Topics: Rural Geography
Keywords: carceral geography, food justice, race, solidarity
Session Type: Paper
Start / End Time: 4:40 PM / 6:20 PM
Room: Grand Ballroom D, Sheraton, 5th Floor
Presentation File: No File Uploaded

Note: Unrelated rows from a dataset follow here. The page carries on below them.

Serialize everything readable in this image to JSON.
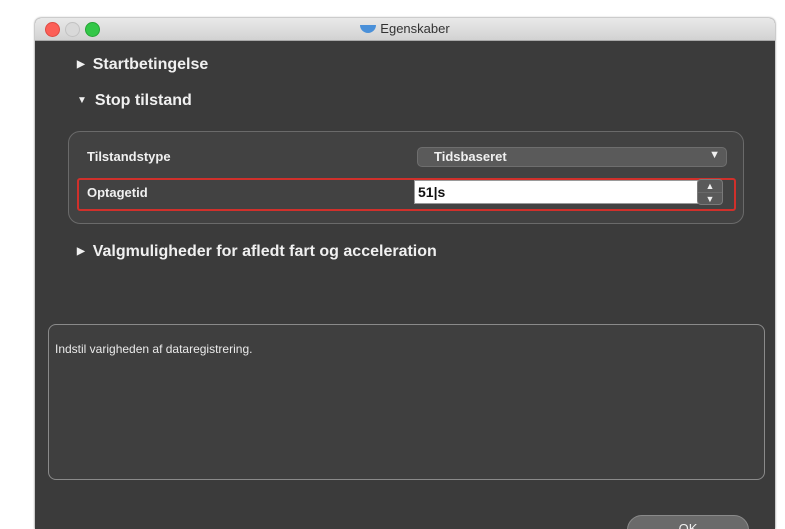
{
  "window": {
    "title": "Egenskaber",
    "app_icon": "boat-icon"
  },
  "sections": [
    {
      "label": "Startbetingelse",
      "expanded": false
    },
    {
      "label": "Stop tilstand",
      "expanded": true
    },
    {
      "label": "Valgmuligheder for afledt fart og acceleration",
      "expanded": false
    }
  ],
  "stop_condition": {
    "condition_type_label": "Tilstandstype",
    "condition_type_value": "Tidsbaseret",
    "recording_time_label": "Optagetid",
    "recording_time_value": "51|s"
  },
  "description": {
    "text": "Indstil varigheden af dataregistrering."
  },
  "buttons": {
    "ok_label": "OK"
  },
  "colors": {
    "window_bg": "#3b3b3b",
    "highlight": "#d0302b",
    "close_light": "#fc5f57",
    "zoom_light": "#33c748"
  }
}
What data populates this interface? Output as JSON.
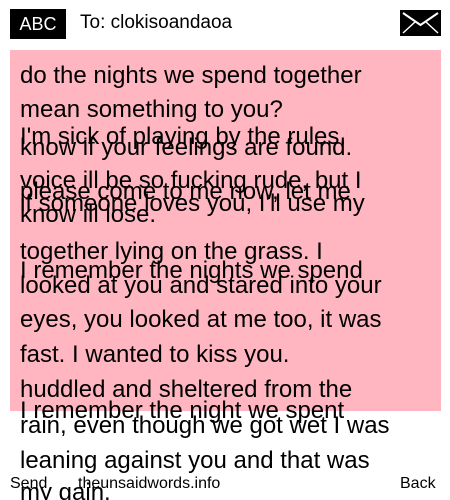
{
  "header": {
    "badge": "ABC",
    "to_label": "To: clokisoandaoa",
    "mail_icon": "envelope-icon"
  },
  "colors": {
    "message_background": "#ffb6c1",
    "badge_background": "#000000"
  },
  "message_lines": [
    "do the nights we spend together",
    "mean something to you?",
    "I'm sick of playing by the rules.",
    "know if your feelings are found.",
    "voice ill be so fucking rude, but I",
    "please come to me now, let me",
    "if someone loves you, I'll use my",
    "know ill lose.",
    "together lying on the grass. I",
    "I remember the nights we spend",
    "looked at you and stared into your",
    "eyes, you looked at me too, it was",
    "fast. I wanted to kiss you.",
    "huddled and sheltered from the",
    "I remember the night we spent",
    "rain, even though we got wet I was",
    "leaning against you and that was",
    "my gain."
  ],
  "footer": {
    "left": "Send",
    "center": "theunsaidwords.info",
    "right": "Back"
  }
}
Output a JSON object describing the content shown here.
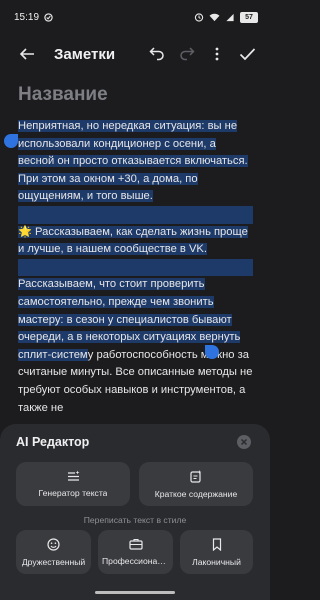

This paper draws from the author’s experience as an organizer working with the Freedom Food Alliance, a project led by farmers of color in the Hudson Valley, who mobilize food and farmland as organizing tools at the intersection of prison abolition and food justice (Penniman 2015). Mass incarceration in the U.S. is characterized by the disproportionate imprisonment of black and brown people from urban centers, fueling the construction of prisons in rural and white counties (Davis 2003, Alexander 2010, Gilmore 2007). Where rural economies have eroded under globalization, mechanization, and the legacies of U.S. farmland consolidation, degradation, and crisis, prison development is sought as an economic "fix" (Gilmore 2007, Bonds 2013). Many farmers, advocates, abolitionists, and black liberation activists in New York are thus identifying a shared stake in transforming rural economies and politics. My collaborators interrogate the interlocking histories of agricultural and carceral landscapes in the U.S., as well as geographies of land access, food apartheid, and extraction of resources and bodies in New York City and the Hudson Valley, to produce vibrant movements for black life and build solidarities across racial difference in rural spaces. We ask, how can disrupting and traversing racialized, classed, and gendered urban/rural divisions generate transformative relationships and emancipatory political possibilities? The Freedom Food Alliance centers the economic, emotional, and everyday lives of incarcerated people and their families, and navigates social and political dislocations across the urban/rural divide in order to build power responding to the interlocking crisis of mass incarceration and food apartheid.